LG unveils radical 65inch TV you can roll up like a poster


Clever AI technology inside the TV upgrades whatever is being displayed to close-to-8K quality. One can ask Google Assistant to play TV shows, movies, and more. The company is expected to announce its price as well as the region-specific availability of the new TV series at the event.

LG Display says this design would allow the TV to be easily moved, but you wouldn't really need to because it rolls up pretty much out of your way. The TV, that comes with a 65-inch 4K OLED rollable display is expected to make its first appearance during the CES 2018 to be held at Las Vegas.

2018 OLED and selected SUPER UHD TVs from LG feature 4K Cinema HDR, which introduces a cinematic experience to the home, regardless of the format.

Apart from LG, more than 10 tech firms, including Sony, Toshiba, Bang-Olufsen and Changhong, are expected to join the OLED alliance to exhibit their new OLED TVs during the show.
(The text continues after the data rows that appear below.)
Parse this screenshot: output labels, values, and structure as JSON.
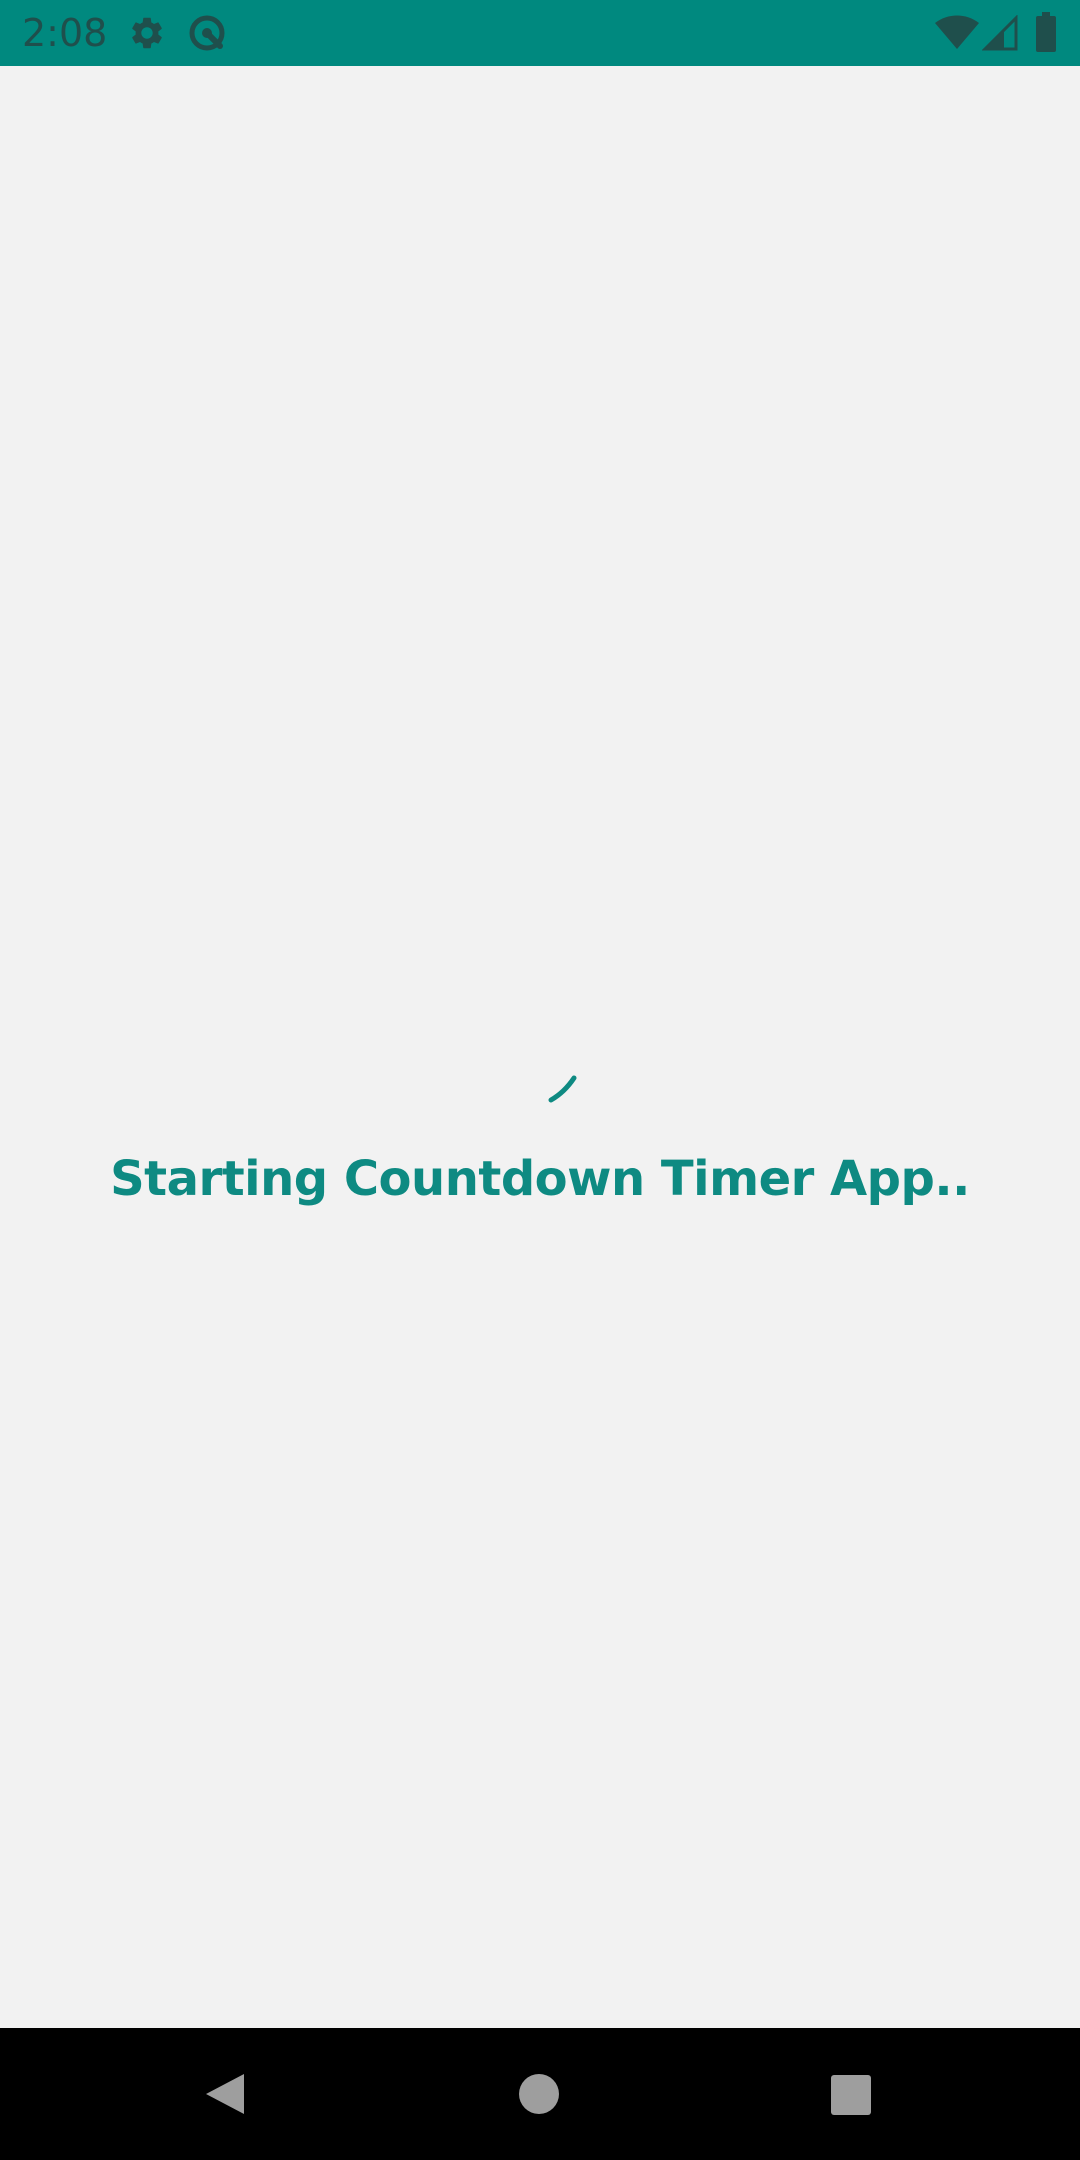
{
  "status_bar": {
    "time": "2:08",
    "background_color": "#00897f",
    "icons": [
      "gear-icon",
      "sync-icon",
      "wifi-icon",
      "signal-icon",
      "battery-icon"
    ]
  },
  "main": {
    "loading_text": "Starting Countdown Timer App..",
    "accent_color": "#0e8a82",
    "background_color": "#f2f2f2",
    "spinner_icon": "progress-spinner-icon"
  },
  "nav_bar": {
    "buttons": [
      "back-button",
      "home-button",
      "recents-button"
    ],
    "background_color": "#000000"
  }
}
There will be some impressive new computer monitors and Art Glass displays for TVs too showcased at CES 2018.

LG Display is the sole large-size OLED manufacturer now, as Samsung has already shifted its focus to QLED TVs.

Committed to work for India's NSG tag: USA envoy
He said, "A number of United States companies have reported increasing difficulties in conducting business in the largest market in the region, China".

A Few years back, LG showed off an 18-inch OLED display that could be bent or rolled up.

Global shipments of organic light-emitting diode (OLED) TVs grew 133% year-on-year in November, reaching a new monthly record of 270,000 units, according to IHS Markit.

LG will integrate its A.I. platform across its full product lines, including smart TVs, refrigerators, washers, dryers, ovens and other home appliances, as well as systems for connected cars.

The Alpha 9 processor also features high-frame-rate support up to 120 frames per second, removing judder or motion blur for high-action content like sports.

Back in December 2017, a South Korean government panel approved LG Display's KRW 5 trillion (approximately United States dollars 4.4 billion) project to build its first large organic light-emitting diode plant in the southern Chinese city of Guangzhou. The bottom part that accommodates the display when rolled down is also least impressive but can still serve an important objective, that of housing the speakers or other related stuff.